Activity -> The answer must consist of every line from the entries below that contains the word "this".

Supplied material ->
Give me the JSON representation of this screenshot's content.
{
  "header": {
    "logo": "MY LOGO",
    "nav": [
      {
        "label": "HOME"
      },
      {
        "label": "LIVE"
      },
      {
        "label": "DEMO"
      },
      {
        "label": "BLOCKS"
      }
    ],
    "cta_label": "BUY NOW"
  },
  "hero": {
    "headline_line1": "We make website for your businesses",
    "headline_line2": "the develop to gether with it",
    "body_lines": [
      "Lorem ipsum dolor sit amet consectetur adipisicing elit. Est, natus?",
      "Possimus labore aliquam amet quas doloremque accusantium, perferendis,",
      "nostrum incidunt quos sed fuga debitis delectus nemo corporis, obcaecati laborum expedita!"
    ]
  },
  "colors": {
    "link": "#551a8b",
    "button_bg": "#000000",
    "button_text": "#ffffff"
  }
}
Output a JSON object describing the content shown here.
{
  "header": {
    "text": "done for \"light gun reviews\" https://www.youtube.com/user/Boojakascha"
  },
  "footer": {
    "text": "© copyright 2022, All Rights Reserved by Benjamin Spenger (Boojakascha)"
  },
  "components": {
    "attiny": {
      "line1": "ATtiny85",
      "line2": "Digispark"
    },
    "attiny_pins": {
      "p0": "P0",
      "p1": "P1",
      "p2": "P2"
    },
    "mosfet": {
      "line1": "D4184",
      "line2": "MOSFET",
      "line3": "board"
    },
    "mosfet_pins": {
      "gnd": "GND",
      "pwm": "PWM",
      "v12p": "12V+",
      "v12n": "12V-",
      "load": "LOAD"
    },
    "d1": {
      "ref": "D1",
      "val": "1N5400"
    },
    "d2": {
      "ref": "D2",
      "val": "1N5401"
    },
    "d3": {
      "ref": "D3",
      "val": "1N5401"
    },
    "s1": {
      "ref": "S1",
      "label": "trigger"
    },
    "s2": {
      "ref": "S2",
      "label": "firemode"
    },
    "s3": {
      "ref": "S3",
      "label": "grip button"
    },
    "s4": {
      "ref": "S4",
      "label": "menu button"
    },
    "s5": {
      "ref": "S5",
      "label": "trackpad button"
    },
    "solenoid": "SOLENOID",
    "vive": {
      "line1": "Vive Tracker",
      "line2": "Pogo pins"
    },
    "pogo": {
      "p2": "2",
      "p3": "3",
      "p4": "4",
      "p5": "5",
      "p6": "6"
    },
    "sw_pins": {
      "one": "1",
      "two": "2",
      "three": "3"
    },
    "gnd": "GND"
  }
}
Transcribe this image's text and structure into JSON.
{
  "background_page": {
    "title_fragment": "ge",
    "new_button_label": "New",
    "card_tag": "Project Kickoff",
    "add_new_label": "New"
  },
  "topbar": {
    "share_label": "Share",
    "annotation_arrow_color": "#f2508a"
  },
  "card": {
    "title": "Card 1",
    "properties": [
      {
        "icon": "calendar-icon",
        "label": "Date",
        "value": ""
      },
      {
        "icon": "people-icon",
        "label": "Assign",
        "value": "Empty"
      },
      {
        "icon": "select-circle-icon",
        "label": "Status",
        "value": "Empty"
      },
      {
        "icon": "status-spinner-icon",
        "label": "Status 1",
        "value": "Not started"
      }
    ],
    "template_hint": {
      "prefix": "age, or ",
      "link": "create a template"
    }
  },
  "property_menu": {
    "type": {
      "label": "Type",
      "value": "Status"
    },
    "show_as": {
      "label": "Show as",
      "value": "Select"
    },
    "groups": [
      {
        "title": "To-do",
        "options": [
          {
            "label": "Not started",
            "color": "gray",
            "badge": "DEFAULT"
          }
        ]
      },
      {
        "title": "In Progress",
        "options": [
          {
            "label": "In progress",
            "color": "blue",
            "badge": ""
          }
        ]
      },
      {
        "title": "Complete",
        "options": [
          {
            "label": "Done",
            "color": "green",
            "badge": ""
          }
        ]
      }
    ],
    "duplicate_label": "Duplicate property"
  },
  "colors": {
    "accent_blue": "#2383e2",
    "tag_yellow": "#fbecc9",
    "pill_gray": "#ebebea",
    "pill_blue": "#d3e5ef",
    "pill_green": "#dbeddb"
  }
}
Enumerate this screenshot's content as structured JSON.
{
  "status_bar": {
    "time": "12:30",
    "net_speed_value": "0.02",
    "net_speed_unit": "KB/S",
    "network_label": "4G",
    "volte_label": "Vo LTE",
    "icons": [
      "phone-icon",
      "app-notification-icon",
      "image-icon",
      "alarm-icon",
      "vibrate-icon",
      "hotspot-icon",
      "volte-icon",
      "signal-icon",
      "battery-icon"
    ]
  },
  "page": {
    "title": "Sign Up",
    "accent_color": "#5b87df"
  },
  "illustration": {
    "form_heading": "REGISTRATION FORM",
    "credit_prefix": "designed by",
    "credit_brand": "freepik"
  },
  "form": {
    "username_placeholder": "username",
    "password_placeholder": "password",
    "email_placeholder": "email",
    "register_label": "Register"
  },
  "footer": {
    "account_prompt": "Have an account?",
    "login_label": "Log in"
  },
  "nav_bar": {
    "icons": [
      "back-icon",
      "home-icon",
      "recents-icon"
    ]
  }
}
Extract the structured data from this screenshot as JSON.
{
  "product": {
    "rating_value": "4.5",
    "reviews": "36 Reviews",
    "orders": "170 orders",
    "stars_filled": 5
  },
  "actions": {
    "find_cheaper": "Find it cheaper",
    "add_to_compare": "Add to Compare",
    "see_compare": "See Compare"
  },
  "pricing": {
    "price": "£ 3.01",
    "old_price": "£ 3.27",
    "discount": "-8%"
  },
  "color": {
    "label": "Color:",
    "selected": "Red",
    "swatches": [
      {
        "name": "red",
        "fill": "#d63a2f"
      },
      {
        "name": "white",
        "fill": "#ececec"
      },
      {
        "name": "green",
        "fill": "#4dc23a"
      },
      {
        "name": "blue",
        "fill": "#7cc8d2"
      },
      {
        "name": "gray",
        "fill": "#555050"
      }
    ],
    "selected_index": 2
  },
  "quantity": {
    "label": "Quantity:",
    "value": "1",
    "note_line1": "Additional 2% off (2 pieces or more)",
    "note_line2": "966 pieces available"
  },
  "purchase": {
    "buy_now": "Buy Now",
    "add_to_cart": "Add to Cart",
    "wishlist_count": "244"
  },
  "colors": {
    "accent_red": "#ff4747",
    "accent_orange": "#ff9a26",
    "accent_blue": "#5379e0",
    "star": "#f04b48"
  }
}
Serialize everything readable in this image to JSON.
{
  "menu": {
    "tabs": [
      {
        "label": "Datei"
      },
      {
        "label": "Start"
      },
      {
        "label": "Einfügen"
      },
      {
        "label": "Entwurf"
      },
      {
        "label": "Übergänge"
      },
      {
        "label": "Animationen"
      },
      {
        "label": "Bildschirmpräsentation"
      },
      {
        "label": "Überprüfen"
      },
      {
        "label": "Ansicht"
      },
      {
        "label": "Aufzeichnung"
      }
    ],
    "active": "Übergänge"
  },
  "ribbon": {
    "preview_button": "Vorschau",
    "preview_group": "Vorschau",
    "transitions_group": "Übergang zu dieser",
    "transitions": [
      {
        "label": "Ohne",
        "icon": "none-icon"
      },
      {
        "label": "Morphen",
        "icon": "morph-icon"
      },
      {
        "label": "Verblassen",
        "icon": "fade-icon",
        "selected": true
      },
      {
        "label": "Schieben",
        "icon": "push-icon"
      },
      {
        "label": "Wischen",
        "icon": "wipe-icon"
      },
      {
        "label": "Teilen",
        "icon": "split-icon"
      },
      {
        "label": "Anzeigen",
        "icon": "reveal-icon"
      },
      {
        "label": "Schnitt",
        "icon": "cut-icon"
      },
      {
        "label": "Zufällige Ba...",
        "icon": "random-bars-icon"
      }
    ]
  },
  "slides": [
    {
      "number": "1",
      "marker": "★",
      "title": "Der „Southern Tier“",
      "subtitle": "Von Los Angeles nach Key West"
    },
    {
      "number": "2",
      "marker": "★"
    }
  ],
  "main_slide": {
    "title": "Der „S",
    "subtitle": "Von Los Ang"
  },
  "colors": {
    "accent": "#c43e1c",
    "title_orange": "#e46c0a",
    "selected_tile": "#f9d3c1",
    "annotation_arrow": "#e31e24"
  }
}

Solved exercise ->
Give me the JSON representation of this screenshot's content.
Transcribe this image's text and structure into JSON.
Enumerate this screenshot's content as structured JSON.
Extract the structured data from this screenshot as JSON.
Serialize everything readable in this image to JSON.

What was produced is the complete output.